In a scene from the movie How to Lose a Guy in 10 Days, the main character states, "I love you Binky, but I don't have to like you right now." Sometimes this is how we feel about our children, of course we love them, but in certain moments, we do not like them.
Although this is completely understandable, how does your child view you and your relationship with them when this happens?
Unconditional love should be the optimal goal of parents. We have to be careful that we do not withdraw our love when our child does something that we disapprove of. We should not require our child to earn our love, it is always there.
Luckily, when we're at our wit's end, there are some better ways to react than banishing our child to his room, withdrawing our love from him.
One parenting expert gave three examples of how to react to your children when they disobey without withdrawing your love. Alfie Kohn suggests:
1. Ask the child what is going on
Find out the reasoning behind your child's choice then explain your feelings and how the child's action impacted you.
2. Offer choices to your child
Instead of banishing him to his room, give your child some choice in where he would like to retreat and think about what he did.
3. Remove the child from the situation, but not from you
Take your child somewhere to calm down and talk it out.
It does more harm to our children than good when we act in such a way that our children doubt if we love them. We should be focused on building their self-esteem.
In the book Love and Logic by Jim Fay he makes reference to a three legged table of self-esteem. The first leg is, "I am loved by the magical people in my life," meaning unconditional love from parents and other important relationships.

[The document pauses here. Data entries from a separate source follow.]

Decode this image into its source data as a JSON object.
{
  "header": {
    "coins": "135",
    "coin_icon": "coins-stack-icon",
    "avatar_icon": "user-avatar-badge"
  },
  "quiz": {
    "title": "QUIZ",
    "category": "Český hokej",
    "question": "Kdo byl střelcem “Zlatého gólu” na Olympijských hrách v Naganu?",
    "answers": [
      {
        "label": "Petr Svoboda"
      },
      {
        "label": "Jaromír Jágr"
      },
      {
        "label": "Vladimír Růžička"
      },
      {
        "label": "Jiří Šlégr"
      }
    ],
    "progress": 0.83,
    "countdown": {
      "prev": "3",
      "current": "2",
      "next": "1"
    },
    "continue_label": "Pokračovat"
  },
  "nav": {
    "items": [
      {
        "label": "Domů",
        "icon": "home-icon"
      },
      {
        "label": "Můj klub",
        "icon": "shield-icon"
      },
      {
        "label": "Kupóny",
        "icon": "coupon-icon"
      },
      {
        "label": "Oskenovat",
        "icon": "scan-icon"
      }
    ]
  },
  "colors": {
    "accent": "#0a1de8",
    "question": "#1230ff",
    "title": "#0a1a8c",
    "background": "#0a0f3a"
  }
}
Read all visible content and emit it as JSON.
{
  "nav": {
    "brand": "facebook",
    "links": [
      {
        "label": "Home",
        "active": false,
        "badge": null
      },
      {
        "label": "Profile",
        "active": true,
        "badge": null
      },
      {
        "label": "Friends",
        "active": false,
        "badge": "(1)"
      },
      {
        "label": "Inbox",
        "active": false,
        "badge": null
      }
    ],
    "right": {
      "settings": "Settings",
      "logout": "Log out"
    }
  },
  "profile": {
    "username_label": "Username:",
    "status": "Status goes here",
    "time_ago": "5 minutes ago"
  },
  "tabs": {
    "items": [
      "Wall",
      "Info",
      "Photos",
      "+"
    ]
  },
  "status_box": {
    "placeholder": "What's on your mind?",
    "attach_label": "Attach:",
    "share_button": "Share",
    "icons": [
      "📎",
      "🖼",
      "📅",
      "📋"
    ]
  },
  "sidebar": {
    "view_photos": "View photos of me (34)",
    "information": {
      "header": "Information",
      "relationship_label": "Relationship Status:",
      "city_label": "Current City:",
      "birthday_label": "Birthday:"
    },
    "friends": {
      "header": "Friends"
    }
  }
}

This can be achieved through even the smallest means like smiling at, hugging and reaching out to a child and letting her know that we care.
When we take the time out of our busy schedule to get down on our child's level and walk them through the feelings that she is experiencing or through the situation that just happened, it will help her emotionally become more independent while also strengthening your relationship.
Parenting professional Dr. John Gottman gives us five emotion coaching steps that, as we use them with our children, will be an example of how much we really do care.
1. Be aware of the child's emotion
2. Recognize the emotion as an opportunity for intimacy and teaching
3. Listen empathetically and validate the child's feelings
4. Help the child verbally label emotions
5. Set limits while helping the child problem solve
Do not let your emotions get the best of you and ruin the relationship with your child when they react in an inappropriate manner. Take the time to think about what the best way to handle the situation is so that they never hear, "I don't have to like you right now."